» **The records**
□ □ □
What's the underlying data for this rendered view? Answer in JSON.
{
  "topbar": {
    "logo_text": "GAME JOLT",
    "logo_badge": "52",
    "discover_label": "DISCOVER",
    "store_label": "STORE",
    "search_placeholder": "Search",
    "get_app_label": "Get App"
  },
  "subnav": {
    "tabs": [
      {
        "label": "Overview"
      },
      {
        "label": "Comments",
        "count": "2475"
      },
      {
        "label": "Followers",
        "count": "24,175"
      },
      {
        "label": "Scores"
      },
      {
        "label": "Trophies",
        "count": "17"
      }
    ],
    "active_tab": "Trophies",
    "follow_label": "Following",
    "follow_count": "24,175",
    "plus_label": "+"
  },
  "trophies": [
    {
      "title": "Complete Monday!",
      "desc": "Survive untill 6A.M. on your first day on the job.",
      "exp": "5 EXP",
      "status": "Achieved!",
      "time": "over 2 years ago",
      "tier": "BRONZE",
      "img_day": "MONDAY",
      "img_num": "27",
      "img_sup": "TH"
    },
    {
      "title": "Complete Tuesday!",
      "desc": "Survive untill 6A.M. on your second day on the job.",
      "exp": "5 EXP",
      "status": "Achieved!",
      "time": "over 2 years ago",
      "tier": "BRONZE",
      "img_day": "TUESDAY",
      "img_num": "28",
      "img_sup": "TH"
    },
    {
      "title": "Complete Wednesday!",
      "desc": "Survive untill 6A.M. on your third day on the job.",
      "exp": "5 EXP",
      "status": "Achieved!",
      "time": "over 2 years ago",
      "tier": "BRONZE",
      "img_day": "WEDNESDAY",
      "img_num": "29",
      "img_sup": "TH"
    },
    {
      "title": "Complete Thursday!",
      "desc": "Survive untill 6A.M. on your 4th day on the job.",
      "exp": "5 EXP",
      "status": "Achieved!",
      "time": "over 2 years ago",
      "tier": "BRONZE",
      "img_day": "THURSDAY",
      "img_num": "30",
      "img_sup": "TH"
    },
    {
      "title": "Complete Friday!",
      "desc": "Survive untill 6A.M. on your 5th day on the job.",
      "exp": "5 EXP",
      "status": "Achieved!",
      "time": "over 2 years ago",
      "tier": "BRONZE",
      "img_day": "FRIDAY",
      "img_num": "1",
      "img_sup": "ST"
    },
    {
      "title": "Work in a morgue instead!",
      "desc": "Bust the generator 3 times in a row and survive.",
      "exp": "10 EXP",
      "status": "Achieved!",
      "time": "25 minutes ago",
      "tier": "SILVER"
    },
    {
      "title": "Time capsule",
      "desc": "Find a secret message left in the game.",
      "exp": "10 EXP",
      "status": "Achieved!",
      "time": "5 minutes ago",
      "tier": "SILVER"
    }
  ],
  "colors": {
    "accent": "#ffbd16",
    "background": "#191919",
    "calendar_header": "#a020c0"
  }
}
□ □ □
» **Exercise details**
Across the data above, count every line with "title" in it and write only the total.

» **Written response**
7